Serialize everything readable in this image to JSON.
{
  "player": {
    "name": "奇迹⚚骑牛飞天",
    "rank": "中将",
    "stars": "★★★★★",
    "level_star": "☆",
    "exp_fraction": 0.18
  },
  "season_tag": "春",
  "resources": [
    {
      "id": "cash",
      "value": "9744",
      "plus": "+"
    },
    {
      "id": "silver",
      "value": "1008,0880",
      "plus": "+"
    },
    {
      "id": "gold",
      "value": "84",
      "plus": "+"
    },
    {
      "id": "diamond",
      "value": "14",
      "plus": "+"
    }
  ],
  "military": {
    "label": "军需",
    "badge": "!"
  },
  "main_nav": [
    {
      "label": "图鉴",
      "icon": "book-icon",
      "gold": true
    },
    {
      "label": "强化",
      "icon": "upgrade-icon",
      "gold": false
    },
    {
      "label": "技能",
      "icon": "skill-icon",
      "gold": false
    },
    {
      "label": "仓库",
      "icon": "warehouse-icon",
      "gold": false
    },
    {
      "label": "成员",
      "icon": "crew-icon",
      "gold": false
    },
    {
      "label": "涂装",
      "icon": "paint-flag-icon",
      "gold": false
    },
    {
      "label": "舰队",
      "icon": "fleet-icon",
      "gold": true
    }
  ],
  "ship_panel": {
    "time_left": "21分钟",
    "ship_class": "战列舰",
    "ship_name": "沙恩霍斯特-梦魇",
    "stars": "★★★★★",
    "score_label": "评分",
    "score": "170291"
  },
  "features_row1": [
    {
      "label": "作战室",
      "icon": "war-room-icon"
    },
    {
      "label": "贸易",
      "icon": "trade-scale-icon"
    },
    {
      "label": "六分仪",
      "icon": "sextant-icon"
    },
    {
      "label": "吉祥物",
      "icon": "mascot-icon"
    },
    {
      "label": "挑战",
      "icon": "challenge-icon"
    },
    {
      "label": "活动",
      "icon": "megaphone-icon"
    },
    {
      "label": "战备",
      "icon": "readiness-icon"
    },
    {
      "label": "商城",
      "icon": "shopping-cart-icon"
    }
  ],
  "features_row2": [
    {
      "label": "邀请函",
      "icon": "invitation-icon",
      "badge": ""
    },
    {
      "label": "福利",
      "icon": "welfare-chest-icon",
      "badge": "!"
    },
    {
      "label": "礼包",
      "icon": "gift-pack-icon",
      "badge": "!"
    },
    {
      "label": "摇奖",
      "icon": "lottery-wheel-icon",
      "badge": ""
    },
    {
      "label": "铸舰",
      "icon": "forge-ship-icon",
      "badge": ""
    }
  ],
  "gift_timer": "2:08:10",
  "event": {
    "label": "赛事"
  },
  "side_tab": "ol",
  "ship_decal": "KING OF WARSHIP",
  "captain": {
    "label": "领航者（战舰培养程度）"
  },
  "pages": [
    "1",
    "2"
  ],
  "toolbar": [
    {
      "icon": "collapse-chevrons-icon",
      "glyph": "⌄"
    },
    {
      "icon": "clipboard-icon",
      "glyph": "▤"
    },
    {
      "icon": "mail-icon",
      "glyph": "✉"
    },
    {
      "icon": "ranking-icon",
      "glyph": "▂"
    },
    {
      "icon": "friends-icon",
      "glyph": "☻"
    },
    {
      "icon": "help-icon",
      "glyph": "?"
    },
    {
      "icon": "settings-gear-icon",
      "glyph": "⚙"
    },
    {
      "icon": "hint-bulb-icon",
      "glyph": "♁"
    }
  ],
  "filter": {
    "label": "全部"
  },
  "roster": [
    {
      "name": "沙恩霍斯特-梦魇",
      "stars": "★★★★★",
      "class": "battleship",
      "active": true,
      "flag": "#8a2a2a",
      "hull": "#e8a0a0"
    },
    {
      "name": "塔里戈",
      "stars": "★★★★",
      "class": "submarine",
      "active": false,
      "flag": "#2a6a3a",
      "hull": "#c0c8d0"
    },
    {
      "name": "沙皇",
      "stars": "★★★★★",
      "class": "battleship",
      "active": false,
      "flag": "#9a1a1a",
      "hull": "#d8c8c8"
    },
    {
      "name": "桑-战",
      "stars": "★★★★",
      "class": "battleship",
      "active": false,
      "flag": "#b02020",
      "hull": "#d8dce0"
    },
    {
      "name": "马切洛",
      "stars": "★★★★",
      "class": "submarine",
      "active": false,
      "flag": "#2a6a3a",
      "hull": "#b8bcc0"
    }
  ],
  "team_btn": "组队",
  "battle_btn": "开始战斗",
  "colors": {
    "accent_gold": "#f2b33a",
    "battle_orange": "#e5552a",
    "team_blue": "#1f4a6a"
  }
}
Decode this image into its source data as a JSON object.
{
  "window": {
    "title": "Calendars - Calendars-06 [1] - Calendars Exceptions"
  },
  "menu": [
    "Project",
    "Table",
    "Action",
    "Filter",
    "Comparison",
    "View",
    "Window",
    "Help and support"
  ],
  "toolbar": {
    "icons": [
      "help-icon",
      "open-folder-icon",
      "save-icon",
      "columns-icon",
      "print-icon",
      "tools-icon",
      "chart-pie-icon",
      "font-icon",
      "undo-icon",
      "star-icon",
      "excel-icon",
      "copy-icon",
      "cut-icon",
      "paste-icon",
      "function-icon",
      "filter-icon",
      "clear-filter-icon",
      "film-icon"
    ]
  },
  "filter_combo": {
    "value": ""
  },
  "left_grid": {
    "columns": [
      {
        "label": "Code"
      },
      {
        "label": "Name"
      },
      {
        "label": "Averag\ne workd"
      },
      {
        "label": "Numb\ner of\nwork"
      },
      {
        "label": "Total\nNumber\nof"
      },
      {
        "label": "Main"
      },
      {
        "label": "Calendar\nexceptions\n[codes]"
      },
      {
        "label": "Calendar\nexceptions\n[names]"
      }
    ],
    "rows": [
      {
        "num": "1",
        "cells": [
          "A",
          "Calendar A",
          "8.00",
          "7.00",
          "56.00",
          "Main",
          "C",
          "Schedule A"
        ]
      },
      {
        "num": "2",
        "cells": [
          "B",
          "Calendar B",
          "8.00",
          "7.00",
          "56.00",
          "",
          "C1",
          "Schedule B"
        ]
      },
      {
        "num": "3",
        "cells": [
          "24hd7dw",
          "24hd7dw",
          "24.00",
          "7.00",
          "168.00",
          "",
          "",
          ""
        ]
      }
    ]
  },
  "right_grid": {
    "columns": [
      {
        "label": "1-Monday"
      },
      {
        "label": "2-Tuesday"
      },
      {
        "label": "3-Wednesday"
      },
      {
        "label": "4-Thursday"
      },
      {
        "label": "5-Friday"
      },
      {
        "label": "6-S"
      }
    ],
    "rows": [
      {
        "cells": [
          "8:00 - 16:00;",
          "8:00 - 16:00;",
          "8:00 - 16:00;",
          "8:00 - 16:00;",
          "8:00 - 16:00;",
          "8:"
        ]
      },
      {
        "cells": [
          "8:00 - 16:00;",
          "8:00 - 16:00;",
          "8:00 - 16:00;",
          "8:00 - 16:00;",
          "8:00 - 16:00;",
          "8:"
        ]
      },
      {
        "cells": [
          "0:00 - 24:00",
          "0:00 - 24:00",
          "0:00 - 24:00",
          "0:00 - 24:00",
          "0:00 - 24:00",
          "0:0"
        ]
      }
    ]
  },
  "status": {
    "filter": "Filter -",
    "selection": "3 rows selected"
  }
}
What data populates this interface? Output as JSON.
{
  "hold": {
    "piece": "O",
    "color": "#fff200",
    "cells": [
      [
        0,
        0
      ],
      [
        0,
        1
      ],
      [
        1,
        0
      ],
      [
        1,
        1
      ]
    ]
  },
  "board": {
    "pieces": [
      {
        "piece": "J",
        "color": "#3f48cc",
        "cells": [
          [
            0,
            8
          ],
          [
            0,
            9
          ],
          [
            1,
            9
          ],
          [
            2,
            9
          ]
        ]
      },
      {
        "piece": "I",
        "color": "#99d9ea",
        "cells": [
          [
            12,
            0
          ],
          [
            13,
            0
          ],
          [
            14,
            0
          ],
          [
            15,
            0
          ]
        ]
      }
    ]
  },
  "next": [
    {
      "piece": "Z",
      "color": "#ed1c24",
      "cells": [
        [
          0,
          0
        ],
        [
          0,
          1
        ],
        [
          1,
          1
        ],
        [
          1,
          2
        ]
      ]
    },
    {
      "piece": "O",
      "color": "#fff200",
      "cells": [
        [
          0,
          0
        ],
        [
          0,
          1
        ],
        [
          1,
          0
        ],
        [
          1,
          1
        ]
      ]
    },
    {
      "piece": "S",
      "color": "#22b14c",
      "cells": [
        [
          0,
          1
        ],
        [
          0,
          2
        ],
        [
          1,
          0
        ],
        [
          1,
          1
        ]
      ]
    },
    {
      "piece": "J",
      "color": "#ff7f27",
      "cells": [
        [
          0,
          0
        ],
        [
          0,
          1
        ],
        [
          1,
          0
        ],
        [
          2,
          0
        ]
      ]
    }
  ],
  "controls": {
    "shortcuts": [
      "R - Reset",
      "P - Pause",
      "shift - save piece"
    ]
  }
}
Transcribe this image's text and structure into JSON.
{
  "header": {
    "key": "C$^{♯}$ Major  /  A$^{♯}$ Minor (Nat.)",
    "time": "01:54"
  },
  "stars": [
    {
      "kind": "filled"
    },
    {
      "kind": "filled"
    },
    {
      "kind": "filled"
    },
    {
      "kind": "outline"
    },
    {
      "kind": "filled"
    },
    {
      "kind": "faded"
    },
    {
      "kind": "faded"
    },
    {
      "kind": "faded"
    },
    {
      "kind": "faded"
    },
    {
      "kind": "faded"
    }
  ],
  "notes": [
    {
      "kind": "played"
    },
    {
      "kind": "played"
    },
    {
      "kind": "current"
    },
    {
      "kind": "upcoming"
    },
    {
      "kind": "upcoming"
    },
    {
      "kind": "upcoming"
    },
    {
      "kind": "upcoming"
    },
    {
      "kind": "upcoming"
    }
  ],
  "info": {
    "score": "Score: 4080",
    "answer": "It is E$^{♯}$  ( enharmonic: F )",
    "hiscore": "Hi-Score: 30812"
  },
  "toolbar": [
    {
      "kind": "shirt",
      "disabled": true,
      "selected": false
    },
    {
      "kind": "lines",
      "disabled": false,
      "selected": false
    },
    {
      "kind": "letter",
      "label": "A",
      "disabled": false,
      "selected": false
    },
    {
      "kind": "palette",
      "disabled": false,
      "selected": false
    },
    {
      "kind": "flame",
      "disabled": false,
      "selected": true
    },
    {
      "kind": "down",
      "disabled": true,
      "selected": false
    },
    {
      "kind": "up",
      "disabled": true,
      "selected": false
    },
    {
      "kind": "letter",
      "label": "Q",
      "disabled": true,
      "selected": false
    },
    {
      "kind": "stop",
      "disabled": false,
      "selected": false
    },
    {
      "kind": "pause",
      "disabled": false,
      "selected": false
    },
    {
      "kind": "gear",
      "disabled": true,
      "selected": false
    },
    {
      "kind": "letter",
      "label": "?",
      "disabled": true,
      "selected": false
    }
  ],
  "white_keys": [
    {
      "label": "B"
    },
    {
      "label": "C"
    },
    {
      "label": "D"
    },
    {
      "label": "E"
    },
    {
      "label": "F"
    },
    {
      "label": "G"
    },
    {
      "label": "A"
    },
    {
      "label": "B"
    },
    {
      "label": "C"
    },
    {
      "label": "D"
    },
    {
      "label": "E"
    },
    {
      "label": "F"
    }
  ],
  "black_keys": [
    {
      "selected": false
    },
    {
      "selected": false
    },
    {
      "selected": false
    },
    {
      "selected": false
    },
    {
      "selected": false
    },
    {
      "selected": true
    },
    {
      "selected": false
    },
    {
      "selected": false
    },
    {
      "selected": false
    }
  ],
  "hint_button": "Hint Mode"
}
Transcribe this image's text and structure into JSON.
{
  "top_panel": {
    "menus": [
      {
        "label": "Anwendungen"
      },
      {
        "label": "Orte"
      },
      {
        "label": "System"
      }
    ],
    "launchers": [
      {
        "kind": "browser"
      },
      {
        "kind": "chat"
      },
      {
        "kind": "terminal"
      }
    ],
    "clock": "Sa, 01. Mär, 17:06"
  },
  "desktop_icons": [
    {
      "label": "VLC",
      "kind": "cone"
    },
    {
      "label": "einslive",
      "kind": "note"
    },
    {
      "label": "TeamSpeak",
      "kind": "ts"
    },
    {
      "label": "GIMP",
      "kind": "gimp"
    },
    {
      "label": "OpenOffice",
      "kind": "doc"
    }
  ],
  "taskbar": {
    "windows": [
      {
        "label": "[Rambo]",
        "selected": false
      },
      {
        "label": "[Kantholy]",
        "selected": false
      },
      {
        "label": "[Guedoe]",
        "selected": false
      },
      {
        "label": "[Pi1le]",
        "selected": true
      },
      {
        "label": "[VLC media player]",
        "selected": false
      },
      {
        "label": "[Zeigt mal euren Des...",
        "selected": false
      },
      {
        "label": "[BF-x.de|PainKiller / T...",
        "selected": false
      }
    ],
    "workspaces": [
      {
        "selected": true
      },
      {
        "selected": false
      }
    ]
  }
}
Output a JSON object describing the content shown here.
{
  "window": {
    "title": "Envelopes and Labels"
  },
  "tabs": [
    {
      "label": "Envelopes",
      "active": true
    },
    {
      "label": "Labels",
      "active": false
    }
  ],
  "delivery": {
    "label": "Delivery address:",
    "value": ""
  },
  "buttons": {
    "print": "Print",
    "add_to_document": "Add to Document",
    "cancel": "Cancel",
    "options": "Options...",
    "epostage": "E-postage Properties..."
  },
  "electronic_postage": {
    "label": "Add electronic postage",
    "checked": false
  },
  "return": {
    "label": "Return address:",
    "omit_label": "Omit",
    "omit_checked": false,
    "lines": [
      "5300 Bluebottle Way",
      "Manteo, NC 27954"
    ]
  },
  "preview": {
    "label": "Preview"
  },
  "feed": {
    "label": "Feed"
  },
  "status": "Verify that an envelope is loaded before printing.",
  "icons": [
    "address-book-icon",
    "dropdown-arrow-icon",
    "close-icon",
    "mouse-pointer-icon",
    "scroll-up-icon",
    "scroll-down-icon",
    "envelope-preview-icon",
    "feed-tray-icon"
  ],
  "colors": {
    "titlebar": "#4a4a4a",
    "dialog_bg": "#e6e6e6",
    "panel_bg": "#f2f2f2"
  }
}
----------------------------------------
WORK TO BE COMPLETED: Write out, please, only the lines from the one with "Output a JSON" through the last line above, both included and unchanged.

ANSWER TO THIS PROBLEM:
Output a JSON object describing the content shown here.
{
  "window": {
    "title": "Envelopes and Labels"
  },
  "tabs": [
    {
      "label": "Envelopes",
      "active": true
    },
    {
      "label": "Labels",
      "active": false
    }
  ],
  "delivery": {
    "label": "Delivery address:",
    "value": ""
  },
  "buttons": {
    "print": "Print",
    "add_to_document": "Add to Document",
    "cancel": "Cancel",
    "options": "Options...",
    "epostage": "E-postage Properties..."
  },
  "electronic_postage": {
    "label": "Add electronic postage",
    "checked": false
  },
  "return": {
    "label": "Return address:",
    "omit_label": "Omit",
    "omit_checked": false,
    "lines": [
      "5300 Bluebottle Way",
      "Manteo, NC 27954"
    ]
  },
  "preview": {
    "label": "Preview"
  },
  "feed": {
    "label": "Feed"
  },
  "status": "Verify that an envelope is loaded before printing.",
  "icons": [
    "address-book-icon",
    "dropdown-arrow-icon",
    "close-icon",
    "mouse-pointer-icon",
    "scroll-up-icon",
    "scroll-down-icon",
    "envelope-preview-icon",
    "feed-tray-icon"
  ],
  "colors": {
    "titlebar": "#4a4a4a",
    "dialog_bg": "#e6e6e6",
    "panel_bg": "#f2f2f2"
  }
}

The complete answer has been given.